[Opening Data listing section]
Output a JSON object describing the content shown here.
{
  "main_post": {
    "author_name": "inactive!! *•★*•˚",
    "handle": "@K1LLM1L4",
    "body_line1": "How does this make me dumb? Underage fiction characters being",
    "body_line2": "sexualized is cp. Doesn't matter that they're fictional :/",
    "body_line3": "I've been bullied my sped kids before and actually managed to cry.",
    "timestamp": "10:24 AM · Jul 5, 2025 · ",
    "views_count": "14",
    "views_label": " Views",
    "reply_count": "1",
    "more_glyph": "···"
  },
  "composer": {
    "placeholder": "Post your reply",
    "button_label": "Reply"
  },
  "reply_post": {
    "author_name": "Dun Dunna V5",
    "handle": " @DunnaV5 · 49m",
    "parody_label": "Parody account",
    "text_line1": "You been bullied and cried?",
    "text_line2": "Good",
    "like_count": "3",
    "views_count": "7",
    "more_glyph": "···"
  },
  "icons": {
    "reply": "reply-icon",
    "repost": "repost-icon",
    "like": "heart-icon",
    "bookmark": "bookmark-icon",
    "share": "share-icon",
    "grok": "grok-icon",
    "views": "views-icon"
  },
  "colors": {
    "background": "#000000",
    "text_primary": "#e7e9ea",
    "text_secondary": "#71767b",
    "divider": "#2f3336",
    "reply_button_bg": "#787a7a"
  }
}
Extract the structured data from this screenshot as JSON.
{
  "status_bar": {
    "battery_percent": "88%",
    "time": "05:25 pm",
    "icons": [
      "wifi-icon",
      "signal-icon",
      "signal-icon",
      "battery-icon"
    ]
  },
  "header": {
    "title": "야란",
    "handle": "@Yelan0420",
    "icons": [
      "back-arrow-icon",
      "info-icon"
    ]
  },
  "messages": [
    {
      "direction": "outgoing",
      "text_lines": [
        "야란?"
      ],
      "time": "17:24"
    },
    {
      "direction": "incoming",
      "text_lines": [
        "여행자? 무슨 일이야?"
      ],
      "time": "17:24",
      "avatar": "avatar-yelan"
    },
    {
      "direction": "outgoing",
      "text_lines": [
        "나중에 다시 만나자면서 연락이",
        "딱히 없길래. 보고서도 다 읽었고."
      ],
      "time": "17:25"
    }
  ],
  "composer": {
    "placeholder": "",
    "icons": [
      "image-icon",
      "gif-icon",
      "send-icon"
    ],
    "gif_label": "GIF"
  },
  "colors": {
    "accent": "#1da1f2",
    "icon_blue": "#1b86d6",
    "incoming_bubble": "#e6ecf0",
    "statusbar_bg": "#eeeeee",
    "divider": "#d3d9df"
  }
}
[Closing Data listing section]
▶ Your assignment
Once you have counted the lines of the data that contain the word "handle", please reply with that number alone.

▶ Written solution
3